“I’m not surprised. I’m not surprised at all,” said Vicki Rimasse, whose son was involved in a minor motor vehicle accident earlier in the year while he was texting. The New Jersey mom required her son to take a safe driving class following the fender bender. “It caused me to be a lot more cautious,” her son said, although he confessed that he still texts while he is behind the wheel.

Amanda Lenhart, a senior researcher at the Pew Research Center in Washington is not surprised by the new statistics concerning distracted driving among teens.  Ms. Lenhart studies teen use of technology.  According to her studies, texting is the most common method of communication among young people, and a typical teenager sends and receives approximately 100 texts each day.  Lenhart has conducted focus groups on the topic with teens.  Some teens admit that they know that texting while driving is not safe, but believe that it is safer if they hold the phone up so they can text and see the road at the same time, she said.

This is the first CDC survey to ask about texting while driving.

For more information about motor vehicle accidents caused by texting and driving, contact the Ohio cell phone accident lawyers at Clark, Perdue & List.

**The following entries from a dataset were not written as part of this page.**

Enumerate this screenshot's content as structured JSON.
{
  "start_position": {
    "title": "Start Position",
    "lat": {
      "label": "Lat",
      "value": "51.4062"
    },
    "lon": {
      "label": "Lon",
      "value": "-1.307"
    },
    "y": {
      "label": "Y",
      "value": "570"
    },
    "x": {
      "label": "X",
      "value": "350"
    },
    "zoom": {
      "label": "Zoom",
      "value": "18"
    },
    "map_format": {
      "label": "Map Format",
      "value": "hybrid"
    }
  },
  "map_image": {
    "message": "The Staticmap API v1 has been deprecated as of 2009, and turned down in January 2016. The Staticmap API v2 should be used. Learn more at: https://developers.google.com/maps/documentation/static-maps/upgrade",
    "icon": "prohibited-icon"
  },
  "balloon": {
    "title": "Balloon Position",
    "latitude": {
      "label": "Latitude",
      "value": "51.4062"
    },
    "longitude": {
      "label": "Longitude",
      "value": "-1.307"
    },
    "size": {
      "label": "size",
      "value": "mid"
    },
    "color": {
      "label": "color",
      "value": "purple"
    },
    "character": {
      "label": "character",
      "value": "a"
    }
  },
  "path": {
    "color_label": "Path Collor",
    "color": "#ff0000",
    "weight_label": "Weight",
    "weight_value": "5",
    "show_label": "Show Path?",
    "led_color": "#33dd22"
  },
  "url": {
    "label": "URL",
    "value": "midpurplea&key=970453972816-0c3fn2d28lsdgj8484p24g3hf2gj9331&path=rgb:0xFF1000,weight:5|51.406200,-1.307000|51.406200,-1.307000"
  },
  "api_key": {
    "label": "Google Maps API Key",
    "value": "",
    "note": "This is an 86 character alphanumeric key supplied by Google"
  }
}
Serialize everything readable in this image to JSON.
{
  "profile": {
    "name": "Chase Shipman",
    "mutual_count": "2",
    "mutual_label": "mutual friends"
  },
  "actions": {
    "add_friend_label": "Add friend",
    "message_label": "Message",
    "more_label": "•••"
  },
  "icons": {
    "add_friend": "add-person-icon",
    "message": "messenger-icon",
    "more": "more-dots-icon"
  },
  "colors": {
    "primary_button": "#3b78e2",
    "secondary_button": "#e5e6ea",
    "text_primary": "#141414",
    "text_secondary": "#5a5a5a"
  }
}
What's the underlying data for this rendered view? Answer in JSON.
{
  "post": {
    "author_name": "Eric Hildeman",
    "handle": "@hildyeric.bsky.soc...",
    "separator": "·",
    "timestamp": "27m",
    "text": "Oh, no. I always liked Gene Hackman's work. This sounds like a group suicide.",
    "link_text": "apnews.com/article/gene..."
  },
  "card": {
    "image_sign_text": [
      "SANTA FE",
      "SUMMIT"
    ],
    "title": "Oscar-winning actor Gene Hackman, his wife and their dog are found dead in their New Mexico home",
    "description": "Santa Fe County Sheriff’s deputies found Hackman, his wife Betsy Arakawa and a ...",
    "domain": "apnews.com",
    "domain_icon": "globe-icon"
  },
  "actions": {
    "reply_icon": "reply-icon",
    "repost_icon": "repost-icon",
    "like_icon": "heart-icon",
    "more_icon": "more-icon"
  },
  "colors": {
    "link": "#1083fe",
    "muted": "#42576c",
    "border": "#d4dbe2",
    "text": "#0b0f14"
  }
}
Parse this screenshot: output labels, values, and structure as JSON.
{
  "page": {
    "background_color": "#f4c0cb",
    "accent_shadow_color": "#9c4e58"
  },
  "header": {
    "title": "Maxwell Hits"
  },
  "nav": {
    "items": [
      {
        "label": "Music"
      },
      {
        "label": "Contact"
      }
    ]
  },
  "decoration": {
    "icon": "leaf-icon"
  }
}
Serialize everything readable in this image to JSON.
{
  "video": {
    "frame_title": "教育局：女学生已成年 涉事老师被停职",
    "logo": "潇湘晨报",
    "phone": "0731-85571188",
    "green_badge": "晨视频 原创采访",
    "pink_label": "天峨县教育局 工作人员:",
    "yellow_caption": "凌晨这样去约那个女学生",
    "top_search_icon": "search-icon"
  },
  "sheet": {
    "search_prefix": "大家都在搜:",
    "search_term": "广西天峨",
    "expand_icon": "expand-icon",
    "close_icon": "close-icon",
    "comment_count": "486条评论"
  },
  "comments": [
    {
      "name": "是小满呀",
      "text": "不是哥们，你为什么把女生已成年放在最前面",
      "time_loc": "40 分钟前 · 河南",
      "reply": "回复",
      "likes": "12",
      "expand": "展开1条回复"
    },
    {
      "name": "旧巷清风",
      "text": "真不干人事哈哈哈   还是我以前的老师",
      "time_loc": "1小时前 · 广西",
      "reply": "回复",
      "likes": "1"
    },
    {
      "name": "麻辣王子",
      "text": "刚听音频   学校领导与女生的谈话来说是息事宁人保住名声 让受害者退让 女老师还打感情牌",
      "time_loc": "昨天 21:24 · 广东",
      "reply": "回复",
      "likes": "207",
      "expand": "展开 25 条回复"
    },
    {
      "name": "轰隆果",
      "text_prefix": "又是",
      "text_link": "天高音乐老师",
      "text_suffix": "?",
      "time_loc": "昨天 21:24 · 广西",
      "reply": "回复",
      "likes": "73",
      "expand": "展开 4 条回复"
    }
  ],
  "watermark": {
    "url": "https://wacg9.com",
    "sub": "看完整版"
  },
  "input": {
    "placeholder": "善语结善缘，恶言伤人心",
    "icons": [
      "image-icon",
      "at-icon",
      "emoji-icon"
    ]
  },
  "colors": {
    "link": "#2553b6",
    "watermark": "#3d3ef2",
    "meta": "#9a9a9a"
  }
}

Source: MSNBC,”CDC: Nearly 60 percent of teens text while driving,” Mike Stobbe, Associated Press, June 7, 2012.